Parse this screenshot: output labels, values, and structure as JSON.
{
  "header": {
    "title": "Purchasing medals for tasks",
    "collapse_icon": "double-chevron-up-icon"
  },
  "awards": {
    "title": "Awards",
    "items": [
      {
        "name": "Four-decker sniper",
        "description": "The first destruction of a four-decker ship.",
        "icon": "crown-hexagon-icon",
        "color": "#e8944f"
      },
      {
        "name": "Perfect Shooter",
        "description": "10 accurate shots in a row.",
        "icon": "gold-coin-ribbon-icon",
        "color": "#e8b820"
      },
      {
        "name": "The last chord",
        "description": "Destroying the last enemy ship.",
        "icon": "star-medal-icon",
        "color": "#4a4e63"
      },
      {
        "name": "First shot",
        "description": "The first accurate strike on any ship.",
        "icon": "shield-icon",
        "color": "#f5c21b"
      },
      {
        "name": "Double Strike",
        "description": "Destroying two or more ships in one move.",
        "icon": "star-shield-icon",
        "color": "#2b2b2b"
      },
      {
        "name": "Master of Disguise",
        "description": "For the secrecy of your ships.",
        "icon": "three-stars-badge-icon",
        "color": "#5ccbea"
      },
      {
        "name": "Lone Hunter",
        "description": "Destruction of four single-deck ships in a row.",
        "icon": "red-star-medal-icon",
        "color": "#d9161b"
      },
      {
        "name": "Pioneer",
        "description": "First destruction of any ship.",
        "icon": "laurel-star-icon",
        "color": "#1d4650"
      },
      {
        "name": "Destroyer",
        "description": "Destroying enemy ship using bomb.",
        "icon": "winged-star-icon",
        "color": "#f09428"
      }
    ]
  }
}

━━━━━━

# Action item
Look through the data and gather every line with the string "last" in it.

# Output for this task
        "name": "The last chord",
        "description": "Destroying the last enemy ship.",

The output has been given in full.